ཨོཾ་མ་ཧཱ་ཤུནྱ་ཏཱ་ཛྙཱ་ན་བཛྲ་སྭཱ་བྷཱ་བ་ཨཱཏྨ་ཀོ་྅ཧཾ༔

The thousands of lines of the Prajnaparamita can be summed up in the following two sentences:
1) One should become a Bodhisattva (or, Buddha-to-be), i.e. one who is content with nothing less than all-knowledge attained through the perfection of wisdom for the sake of all beings.
2) There is no such thing as a Bodhisattva, or as all-knowledge, or as a ‘being’, or as the perfection of wisdom, or as an attainment.
To accept both these contradictory facts is to be perfect.
- Conze
User avatar
dzogchungpa
 
Posts: 1436
Joined: Sat May 28, 2011 10:50 pm

Re: the great vegetarian debate

Postby Malcolm » Sun Nov 03, 2013 4:42 pm

seeker242 wrote:

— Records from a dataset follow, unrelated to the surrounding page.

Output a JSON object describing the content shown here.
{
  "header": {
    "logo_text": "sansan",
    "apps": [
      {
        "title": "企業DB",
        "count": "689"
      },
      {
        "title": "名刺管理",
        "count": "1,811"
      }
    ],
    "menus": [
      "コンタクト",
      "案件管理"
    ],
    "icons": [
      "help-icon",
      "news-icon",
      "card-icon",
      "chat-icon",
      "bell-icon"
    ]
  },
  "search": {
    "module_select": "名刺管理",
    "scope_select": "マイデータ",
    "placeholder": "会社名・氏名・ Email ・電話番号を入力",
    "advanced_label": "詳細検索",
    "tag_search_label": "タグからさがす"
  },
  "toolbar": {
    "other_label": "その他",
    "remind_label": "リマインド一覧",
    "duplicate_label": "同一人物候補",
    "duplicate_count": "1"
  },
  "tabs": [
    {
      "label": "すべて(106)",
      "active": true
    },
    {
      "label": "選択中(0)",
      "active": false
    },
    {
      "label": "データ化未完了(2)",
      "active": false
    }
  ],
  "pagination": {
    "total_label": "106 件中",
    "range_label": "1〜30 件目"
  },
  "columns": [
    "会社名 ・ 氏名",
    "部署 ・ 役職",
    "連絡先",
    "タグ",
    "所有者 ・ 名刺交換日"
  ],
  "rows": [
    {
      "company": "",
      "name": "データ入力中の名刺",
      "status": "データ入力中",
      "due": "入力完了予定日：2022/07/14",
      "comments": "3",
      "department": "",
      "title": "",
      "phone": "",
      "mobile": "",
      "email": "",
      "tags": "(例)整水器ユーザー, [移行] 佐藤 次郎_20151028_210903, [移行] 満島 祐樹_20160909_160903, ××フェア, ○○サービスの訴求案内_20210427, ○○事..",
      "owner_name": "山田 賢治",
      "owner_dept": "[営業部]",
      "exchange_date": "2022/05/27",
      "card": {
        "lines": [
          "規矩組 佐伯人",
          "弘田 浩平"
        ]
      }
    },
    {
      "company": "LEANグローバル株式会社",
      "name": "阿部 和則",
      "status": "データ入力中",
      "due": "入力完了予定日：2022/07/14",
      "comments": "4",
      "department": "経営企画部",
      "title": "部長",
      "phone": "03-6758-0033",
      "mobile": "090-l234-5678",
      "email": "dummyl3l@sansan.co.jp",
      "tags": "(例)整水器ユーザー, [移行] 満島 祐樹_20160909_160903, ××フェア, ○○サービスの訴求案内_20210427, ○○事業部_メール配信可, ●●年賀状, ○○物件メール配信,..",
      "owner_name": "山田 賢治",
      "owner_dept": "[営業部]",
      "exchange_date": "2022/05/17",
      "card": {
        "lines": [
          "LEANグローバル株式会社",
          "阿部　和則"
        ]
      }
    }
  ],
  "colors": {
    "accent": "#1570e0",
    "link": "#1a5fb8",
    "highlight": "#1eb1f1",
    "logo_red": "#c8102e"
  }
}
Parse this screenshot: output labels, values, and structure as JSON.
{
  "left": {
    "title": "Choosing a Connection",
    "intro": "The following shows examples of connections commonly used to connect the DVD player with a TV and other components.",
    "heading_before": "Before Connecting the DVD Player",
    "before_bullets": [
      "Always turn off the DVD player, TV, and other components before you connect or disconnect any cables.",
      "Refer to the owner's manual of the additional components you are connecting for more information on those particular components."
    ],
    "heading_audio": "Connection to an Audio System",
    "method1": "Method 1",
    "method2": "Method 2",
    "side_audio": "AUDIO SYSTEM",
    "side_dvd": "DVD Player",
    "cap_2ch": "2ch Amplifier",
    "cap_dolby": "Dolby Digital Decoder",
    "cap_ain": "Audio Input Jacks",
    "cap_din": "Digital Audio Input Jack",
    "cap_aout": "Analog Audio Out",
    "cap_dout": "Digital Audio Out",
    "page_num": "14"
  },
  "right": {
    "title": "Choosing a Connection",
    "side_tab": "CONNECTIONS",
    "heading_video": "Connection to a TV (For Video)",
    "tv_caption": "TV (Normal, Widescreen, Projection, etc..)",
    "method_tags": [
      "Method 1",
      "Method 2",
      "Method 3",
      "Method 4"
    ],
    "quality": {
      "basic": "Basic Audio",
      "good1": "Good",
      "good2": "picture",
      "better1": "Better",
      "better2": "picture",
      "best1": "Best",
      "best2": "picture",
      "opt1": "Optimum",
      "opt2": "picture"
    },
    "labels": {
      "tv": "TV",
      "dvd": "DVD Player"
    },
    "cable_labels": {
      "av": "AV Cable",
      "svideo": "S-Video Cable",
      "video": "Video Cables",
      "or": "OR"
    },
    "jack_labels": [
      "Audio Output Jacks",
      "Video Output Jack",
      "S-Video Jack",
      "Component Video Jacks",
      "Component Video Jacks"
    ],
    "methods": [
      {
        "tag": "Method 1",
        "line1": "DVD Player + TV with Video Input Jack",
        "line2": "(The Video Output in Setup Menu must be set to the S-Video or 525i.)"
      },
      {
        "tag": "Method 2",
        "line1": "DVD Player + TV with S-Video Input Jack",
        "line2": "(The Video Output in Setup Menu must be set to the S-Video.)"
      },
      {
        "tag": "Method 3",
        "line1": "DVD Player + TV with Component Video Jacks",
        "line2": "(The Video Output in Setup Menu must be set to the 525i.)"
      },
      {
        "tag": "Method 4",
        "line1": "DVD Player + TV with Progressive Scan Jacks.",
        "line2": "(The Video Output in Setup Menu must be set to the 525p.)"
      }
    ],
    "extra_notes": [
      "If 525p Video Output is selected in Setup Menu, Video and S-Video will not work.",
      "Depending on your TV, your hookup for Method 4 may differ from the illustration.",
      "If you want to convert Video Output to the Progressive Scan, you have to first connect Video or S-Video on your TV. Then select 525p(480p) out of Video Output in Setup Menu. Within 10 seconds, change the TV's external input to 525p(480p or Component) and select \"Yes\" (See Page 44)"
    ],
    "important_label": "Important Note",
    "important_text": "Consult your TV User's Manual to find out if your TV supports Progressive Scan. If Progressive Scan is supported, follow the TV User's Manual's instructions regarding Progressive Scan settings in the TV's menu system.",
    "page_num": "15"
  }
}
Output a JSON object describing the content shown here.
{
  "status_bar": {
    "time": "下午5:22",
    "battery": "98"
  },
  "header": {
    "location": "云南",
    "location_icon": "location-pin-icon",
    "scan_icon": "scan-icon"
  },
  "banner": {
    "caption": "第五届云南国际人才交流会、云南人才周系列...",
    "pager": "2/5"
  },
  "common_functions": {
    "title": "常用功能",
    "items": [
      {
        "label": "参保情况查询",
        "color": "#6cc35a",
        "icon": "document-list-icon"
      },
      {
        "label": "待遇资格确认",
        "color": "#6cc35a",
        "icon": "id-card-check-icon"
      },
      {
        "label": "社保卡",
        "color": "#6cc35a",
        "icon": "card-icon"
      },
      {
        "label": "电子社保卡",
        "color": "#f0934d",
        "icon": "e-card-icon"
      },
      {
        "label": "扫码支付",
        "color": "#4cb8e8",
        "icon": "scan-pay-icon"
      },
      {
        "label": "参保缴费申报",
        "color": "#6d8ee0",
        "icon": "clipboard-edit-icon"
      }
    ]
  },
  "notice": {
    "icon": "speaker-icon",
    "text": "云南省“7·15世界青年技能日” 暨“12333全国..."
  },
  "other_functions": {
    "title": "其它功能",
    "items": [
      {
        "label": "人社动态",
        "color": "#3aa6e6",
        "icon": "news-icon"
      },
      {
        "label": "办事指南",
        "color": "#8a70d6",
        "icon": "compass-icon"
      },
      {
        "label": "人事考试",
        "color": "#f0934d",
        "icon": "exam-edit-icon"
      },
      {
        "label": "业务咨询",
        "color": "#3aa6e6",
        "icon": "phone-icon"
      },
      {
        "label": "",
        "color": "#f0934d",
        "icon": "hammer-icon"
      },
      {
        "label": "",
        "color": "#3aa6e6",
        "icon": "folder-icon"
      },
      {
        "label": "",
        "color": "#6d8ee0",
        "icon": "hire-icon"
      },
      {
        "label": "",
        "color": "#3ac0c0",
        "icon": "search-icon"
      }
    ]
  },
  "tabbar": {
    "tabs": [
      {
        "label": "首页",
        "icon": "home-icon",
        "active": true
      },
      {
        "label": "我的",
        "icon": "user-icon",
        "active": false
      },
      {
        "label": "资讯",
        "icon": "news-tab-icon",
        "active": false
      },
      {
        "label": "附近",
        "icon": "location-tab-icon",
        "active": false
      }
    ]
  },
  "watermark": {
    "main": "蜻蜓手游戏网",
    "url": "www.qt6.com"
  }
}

Yes, that's it. They are garlic, chives, leeks, onions, and asafoetida. Whatever the heck "asafoetida" is I have no idea! [/quote]


Asafoetida is a spice also called Hing, used in Indian cooking and in Ayruveda and Tibetan medicine for controlling wind diseases. It is generally used by Brahmins as a substitute for Garlic. It is very pungent smelling.
http://www.bhaisajya.net
http://atikosha.org
འ༔ ཨ༔ ཧ༔ ཤ༔ ས༔ མ༔

" The one who teaches the benefits of peace,
he is said to be a ṛṣī; the others are the opposite of him."

-- Uttaratantra
Malcolm
 
Posts: 10154
Joined: Thu Nov 11, 2010 2:19 am

Re: the great vegetarian debate

Postby Indrajala » Sun Nov 03, 2013 5:08 pm

dzogchungpa wrote:Ven. IJ, is it known if any significant portions of the populations of China, Korea etc. were ever vegetarian? Also, isn't there some story, possibly apocryphal, about Hui Neng living with hunters for like 15 years? That doesn't seem like a particularly strong endorsement of vegetarianism.


No, I have no reason to believe any culture in East Asia was ever predominately vegetarian. I know the Japanese Buddhists up until the Meiji period were often vegetarian given the nature of their bodhisattva precepts, and for monks it was a criminal act to consume meat (I doubt if the law was regularly enforced), but this reflected a segment of the population.

Up until recently a lot of people in East Asia were more or less vegetarian for economic reasons. In Taiwan I heard stories about how in the old days you could enjoy pork once a month at best because it was just too expensive to eat regularly. It was the same in Japan. The large intake of fish in the Japanese diet is a modern development, or so I've read.

The Chinese sangha had a large segment which protested the enforcement of meat prohibitions under Emperor Liangwu (6th century). In later ages it seems the prohibition wasn't always taken so seriously. There are code words for meat and alcohol in Japanese Buddhism which come from Song Dynasty China for instance.

I wrote a few blog entries on this subject:

http://huayanzang.blogspot.com/2011/06/ ... art-i.html

http://huayanzang.blogspot.com/2012/06/ ... rt-ii.html
Flower Ornament Depository (Blog)
Indrajāla's Contemplations (Blog)
Exploring Classical Chinese (Blog)
Dharma Depository (Site)

"Hui gives me no assistance. There is nothing that I say in which he does not delight." -Confucius
User avatar
Indrajala
Former staff member
 
Posts: 5555
Joined: Fri Feb 12, 2010 3:19 pm
Location: India

PreviousNext

Return to Open Dharma

Who is online

Users browsing this forum: jeeprs and 12 guests

>